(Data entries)
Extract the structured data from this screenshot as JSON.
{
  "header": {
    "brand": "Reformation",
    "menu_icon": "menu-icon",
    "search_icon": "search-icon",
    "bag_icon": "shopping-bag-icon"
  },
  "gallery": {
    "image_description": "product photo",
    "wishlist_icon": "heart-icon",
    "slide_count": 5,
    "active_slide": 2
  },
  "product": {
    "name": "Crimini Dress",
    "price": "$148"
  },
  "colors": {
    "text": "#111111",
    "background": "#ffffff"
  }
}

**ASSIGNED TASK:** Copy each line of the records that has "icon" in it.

**TASK RESPONSE:**
    "menu_icon": "menu-icon",
    "search_icon": "search-icon",
    "bag_icon": "shopping-bag-icon"
    "wishlist_icon": "heart-icon",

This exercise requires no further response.